Know the Signs of Constipation

Here’s how:

Fussiness While Passing Gas or Stool

If your baby gets red in the face or cries while making a bowel movement, that’s a sign of discomfort. You might see him arch his back. These are clues that your little one’s stool is too hard to pass easily.

Passing Pellets

If what’s in your baby’s diaper looks more rabbit poop—small, hard balls—than softer, more formed stool, your little one is constipated.

Going Less Frequently

It’s normal for your baby to not go every day. In fact, it can be normal to skip several days. Some babies make a BM every four to five days. But if it’s been longer than that, your baby may have digestive issues.

A Hard Belly

You know how your stomach feels when you’re not going regularly. Your baby’s feels like that, too: firm, tight, and possibly swollen. That’s because constipation causes gases to get trapped inside your little one’s belly.

Seeing Red

Seeing streaks of red in your little one’s diaper can be scary, but don’t panic. If your baby was straining to poop, she may have caused an anal fissure, a tiny tear in this delicate tissue. It’s the cause of blood in stool in  90 percent of cases. (Of course, if you spot blood, it’s always worth a call to the pediatrician.)

Offer Gentle Relief

If you do notice any of the signs above, here’s how to move things along:

Run a Bath

In mild cases, sometimes a bath is enough to get baby going again. The warm water helps relax stomach and anal muscles, making it easier for your baby to pass hard stool.

Switch Formulas

If constipation is a chronic issue, talk to your pediatrician about transitioning to something easier on the tummy. Ongoing constipation can signal a sensitivity to certain ingredients in the formula.

Add Fibrous Foods

If your little one has started solids, try pureed prunes. The fruit is well known for its constipation-relieving abilities. Also worth offering: pears, peaches, broccoli, and beans.
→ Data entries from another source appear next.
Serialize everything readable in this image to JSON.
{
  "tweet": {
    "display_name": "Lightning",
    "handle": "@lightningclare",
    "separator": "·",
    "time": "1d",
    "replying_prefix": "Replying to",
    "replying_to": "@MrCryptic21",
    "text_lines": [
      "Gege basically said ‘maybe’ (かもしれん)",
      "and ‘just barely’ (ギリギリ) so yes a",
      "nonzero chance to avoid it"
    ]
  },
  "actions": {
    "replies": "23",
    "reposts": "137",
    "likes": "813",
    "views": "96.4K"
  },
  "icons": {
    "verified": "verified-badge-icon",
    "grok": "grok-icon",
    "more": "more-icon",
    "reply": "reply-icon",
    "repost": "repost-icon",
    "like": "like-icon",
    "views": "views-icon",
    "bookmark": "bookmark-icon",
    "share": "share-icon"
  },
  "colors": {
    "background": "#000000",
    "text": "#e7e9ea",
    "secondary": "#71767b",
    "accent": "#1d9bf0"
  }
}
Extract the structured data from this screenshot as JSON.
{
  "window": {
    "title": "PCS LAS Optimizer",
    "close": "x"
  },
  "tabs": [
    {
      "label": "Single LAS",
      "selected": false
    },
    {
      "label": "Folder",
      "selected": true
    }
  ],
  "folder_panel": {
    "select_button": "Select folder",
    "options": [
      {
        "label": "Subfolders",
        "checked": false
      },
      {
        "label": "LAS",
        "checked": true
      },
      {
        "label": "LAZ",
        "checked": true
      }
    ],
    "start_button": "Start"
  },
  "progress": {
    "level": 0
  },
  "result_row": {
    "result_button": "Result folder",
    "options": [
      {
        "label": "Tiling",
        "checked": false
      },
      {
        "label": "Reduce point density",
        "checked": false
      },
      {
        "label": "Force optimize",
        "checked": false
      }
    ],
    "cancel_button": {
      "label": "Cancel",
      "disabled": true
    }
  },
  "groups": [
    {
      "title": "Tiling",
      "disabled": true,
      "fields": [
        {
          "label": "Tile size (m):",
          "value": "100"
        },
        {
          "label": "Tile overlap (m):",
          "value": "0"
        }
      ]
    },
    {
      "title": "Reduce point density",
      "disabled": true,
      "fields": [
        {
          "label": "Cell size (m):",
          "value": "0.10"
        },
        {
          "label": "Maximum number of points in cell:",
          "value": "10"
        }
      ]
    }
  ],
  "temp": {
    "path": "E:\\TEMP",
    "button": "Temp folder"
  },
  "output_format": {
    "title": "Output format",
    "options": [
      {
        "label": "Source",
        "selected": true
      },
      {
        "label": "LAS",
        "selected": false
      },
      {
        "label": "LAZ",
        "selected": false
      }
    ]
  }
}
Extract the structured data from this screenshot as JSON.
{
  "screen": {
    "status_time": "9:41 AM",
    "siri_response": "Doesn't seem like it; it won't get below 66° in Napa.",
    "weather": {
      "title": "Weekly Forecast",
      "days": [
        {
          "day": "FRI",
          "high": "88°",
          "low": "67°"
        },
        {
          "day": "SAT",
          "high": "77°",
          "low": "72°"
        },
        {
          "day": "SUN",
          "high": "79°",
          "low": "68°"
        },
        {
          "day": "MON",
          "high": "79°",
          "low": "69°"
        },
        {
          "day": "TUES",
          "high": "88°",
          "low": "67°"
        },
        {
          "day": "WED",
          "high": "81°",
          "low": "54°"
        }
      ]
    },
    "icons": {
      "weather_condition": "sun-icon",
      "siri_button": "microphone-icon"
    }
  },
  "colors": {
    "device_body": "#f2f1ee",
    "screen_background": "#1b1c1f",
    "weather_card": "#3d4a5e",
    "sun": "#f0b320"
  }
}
You can also dilute prune juice with water and give it in a bottle—ask your physician about this option.

Try an Herbal Supplement

Skip the harsh laxatives or suppositories and try a liquid solution made from herbal ingredients. Mommy’s Bliss Baby Constipation Ease is made with prune juice and belly-soothing dandelion and fennel. The combo promotes regular bowel movements in babies six months and older. For kids four years and up, try Mommy’s Bliss Kids Constipation Ease, which also contains prebiotics and probiotics to support gut health.

Get Moving—Literally

Exercise can help move gas and stimulate bowels. For young babies, a gentle belly massage in a clockwise motion can do the job. Bicycling baby’s legs can also help release uncomfortable gas. For older kids, exercise (running, playing sports, and dance all count!) can also help with digestion, pushing food through the intestines.

Pop a Probiotic

Sometimes constipation can be an ongoing issue. If your toddler resists veggies and fruits, you might consider a fiber supplement such as Mommy’s Bliss Kids Fiber Gummies. These tasty, orange-flavored chews contain prebiotics and probiotics to gently support regular bowel movements and ease constipation. Kids love them because they taste like a treat, but they’re formulated without artificial colors and flavors.

Bottom line: Poop happens, but when it doesn’t, there’s no need to panic. There are many gentle ways to support your little one’s digestive health and offer the relief they need.